The reason for this lies, partly at least, in the purchasing process.
Flexible Procurement Encourages the Shadow IT that Grows Security Risk
At 56%,North American organizations prefer to purchase software with a credit card. Meanwhile, in APAC and EMEA- 40% and 41% respectively – they tend to buy using a credit card less often than their North American counterparts.
Regardless, you can’t blame the expansion of Shadow IT and its byproduct - increased security risk -- on the corporate credit card alone.
The growth of remote work makes it all too easy to use unapproved and unsecure software. While the company, of course, is on the hook to pay the bill.
There are three trends:
The rapid growth of SaaS,
Easy and flexible procurement, and
The new remote workplace,
These trends work together to foster Shadow IT that only brings security risk.
SaaS Spend Management Solutions are Gaining Ground
SaaS Spend Management is still a relatively new software category. It’s been around for a few years now, and SaaS spend management solutions come in many flavors. While these tools vary in features and functionality, most tools have some common capabilities.
But first, what is this category?
According to G2.com, they define SaaS spend management solutions as “tools used to manage and control software as a service (SaaS) costs.”
This class of solutions perform many functions, namely:
Discover all SaaS where there is spend,
Centralize visibility over all SaaS subscriptions, and
Show utilization and allocation.
All with a goal of being able to Identify unnecessary spending on SaaS apps with low utilization, multiple accounts of the same tool, or tools with similar use cases.
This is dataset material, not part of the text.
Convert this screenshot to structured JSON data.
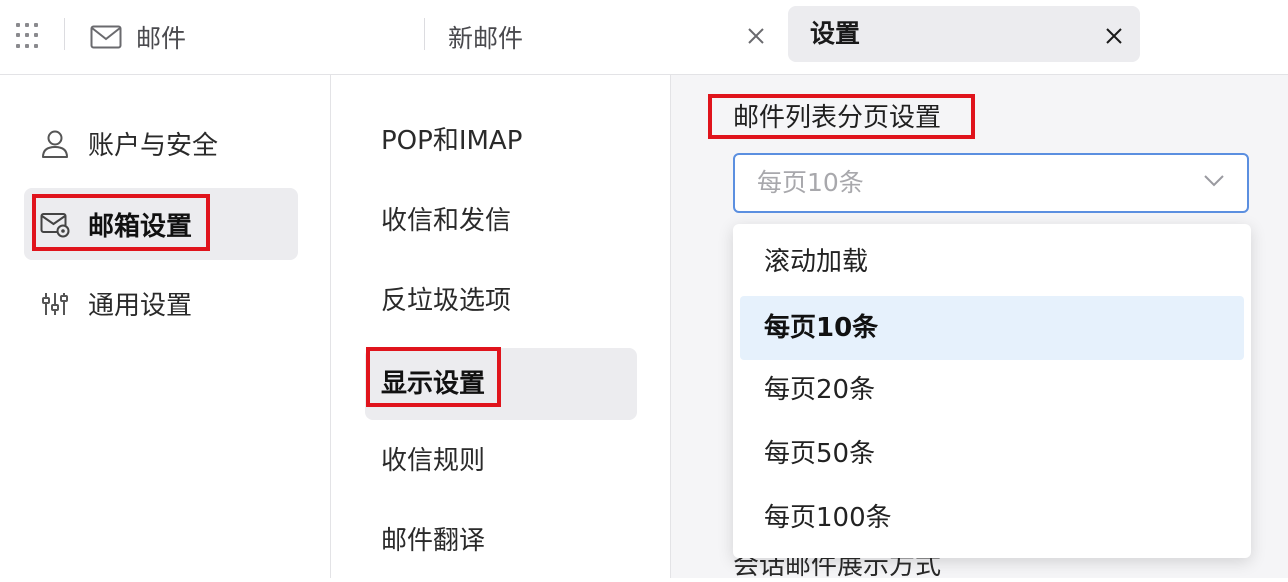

Natalie Robb is a content marketing consultant with a focus on SaaS management and the spend and management processes related to IT and finance. In addition to her work at G2, Natalie works with several large and medium-sized SaaS and IT infrastructure companies on their content and product marketing needs.